FP: Any project that relies on audience participation forces you to surrender a bit of your artistic control over the end product. Do you have any preconceived notions about how LA audiences will react to your work? Do you think it will go over as well in other cities? How did you go about choosing where the dispensers would be located?
AS: I do not have specific expectations, though I am just very curious about the momentum of our intended interventions. It will simply be a process of watching what is going to happen given the location and time of each installation. The German art photographer and artist, Bernd Zoellner, will accompany the project, another part of which will emerge on a journey across California before it continues on to Europe. It will be interesting to see the reactions in London, Paris and Berlin. Most certainly, the language of each location will be different. The locations and timing will be sensitive to the composition: I’ll decide day-by-day, depending on my view and mood as well as on the sensibility and language of each location.
FP: Can you remember the first time someone ever gave you a bouquet of flowers?
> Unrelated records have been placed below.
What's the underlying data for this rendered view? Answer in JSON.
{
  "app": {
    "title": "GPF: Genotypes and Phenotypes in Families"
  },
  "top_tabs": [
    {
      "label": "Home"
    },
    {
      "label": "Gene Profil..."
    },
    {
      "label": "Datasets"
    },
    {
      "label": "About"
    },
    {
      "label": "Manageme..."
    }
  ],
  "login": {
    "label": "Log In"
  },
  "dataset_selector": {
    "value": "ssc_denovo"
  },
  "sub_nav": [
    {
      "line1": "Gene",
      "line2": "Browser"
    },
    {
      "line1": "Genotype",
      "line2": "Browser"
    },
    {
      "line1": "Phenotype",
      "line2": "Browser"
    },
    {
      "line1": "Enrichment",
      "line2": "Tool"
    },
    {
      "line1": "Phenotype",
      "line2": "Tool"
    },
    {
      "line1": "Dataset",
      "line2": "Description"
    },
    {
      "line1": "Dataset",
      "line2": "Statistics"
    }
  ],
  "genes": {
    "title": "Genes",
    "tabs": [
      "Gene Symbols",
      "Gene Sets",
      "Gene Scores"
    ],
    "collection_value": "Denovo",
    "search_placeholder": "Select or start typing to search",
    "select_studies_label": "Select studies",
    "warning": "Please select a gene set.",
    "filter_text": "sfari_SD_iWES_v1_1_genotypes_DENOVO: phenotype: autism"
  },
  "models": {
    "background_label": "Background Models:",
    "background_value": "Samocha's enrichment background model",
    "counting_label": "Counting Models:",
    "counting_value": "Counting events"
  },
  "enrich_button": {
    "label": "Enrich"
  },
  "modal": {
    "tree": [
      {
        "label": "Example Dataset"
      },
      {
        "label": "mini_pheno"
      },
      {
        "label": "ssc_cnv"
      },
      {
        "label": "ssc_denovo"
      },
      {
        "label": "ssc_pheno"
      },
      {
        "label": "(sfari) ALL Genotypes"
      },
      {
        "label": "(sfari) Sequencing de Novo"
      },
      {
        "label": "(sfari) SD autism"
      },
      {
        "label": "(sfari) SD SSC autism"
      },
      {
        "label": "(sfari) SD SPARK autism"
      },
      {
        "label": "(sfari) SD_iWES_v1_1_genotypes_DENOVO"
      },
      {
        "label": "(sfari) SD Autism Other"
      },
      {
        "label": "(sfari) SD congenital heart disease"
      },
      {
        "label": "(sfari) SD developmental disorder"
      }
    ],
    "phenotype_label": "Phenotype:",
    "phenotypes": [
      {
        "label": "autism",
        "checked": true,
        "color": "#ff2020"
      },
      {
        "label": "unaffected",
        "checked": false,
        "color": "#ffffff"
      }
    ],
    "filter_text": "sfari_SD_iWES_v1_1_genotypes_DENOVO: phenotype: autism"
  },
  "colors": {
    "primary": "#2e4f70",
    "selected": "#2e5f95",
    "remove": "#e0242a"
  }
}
Do you have a favorite type?
AS: I recall a gift of flowers from a friend at my religious confirmation. They were presented in a bowl and I was immensely impressed and studied them with great interest. My favorite flower is always the one right in front of me, the one I am studying.
FP: What do you hope people walk away from your dispensers thinking?
AS: I hope to create a moment of irritation. Maybe astonishment. The project might create room for a new sensation: in the best-case scenario, the sense of receiving the gift of a moment in time. The unexpected change of everyday life and linear experience of time will create a subjective and especially meaningful interruption, giving space for individual flashes of sequences which are parallel to time and wide open for association.